Lincoln Highway Days is a very special time for the Nevada community. This year will be extra special for several reasons.
First off, most events will be moving back to their longtime home at the Story County Fairgrounds in Nevada. Second, the Nevada Community Rodeo will be back for its second year since re-emerging with a bang last year. Third, just like that old C.W. McCall song put it, “We got a little convoy.”
If you haven’t heard about it already, the Military Vehicle Preservation Association (MVPA) will be making a stop in Nevada during its 100th Anniversary Convoy across the United States.
As luck would have it, the MVPA 100th Anniversary Convoy, from Aug. 10-Sept. 14, perfectly coincided with Nevada’s Lincoln Highway Days celebration. On Saturday, Aug. 24, from 8-9:30 a.m., the military convoy’s up to 70 historic military vehicles will be on display in the Central Elementary School parking lot, before joining in the Lincoln Highway Days parade, and then making their way out of town from the parade route.
If you want to see the historic collection up close, you will have to get up early and do so before the parade.
The MVPA convoy is a transcontinental motor convoy of the United States Army along the historic Lincoln Highway. It launches from Washington, D.C., Aug. 11 and is scheduled to arrive in San Francisco 37 days later.
According to a press release about the convoy, the vehicle roster for the trip includes cargo trucks through Harley Davidson WLA motorcycles, staff cars and jeeps to later model M913 5-ton cargo trucks.
In 1919, the U.S. Army decided to plan and execute a motor convoy of various vehicles across the country on the newly-formed Lincoln Highway. In general, the route began at the White House in Washington, D.C., and ended at Lincoln Park in San Francisco, Calif. — some 3,250 miles and 62 days later. This would be the first motor transport convoy ever to cross the U.S. It had the following objectives:
1) Put the equipment through as grueling a trial as could be devised.
2) Study how the varying road conditions affected each branch of the service.
3) A transcontinental recruiting drive for the Army.
4) Demonstrate the need for good roads.
5) … and the unwritten objective was … to say “thanks” to the American people for their support during WWI.
That original convoy left Washington, D.C., on July 7 and arrived in San Francisco on Sept. 6. At that time, the Lincoln “Highway” was a series of roads with conditions that ranged from poured concrete to tracks across quicksand, tracks across alkali mud and across bridges that gave way under the weight of these vehicles.
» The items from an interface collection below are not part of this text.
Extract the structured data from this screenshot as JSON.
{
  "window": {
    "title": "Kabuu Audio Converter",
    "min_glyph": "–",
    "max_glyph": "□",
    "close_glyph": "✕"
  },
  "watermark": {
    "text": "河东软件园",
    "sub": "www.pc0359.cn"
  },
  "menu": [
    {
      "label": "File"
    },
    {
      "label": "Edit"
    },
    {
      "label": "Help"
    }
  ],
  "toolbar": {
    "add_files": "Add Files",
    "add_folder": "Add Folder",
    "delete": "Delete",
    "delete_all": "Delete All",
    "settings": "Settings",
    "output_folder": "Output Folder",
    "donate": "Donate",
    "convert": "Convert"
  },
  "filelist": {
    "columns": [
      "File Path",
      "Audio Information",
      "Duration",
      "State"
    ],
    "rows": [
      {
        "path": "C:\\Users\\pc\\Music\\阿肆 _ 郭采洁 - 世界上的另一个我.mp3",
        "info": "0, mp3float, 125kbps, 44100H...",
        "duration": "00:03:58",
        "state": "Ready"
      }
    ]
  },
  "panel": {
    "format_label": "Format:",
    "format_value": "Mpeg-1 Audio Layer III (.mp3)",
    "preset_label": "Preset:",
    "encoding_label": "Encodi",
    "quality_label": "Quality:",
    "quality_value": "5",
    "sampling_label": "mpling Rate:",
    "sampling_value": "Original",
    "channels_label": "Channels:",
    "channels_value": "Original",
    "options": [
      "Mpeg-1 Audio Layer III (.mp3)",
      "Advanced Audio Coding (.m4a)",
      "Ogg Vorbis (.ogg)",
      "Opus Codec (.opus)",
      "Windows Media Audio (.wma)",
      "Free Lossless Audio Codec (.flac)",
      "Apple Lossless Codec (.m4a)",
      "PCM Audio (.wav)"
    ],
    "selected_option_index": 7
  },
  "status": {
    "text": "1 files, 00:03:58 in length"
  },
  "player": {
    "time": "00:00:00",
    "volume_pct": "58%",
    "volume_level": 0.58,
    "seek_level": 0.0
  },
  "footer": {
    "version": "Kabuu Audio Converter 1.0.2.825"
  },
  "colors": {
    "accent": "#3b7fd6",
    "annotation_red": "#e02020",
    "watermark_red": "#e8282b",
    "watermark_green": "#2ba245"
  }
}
The trip was grueling and the daily average was 59 miles per day, about 6 miles per hour.
The original convoy consisted of 81 Army vehicles with 37 officers (including young Lt. Col. Dwight D. Eisenhower) and 258 enlisted men.
The vehicles on the original trek included: 46 trucks, five ambulances, 11 passenger cars, nine motorcycles, one Maxwell caterpillar tractor, two ambulance trailers, four kitchen trailers, one pontoon trailer, one mobile searchlight and the “Militor,” a huge recovery vehicle.
In addition to Nevada, other Iowa towns where the vehicles will actually make stops this year include DeWitt, Cedar Rapids, Marshalltown, Jefferson, Denison and Council Bluffs.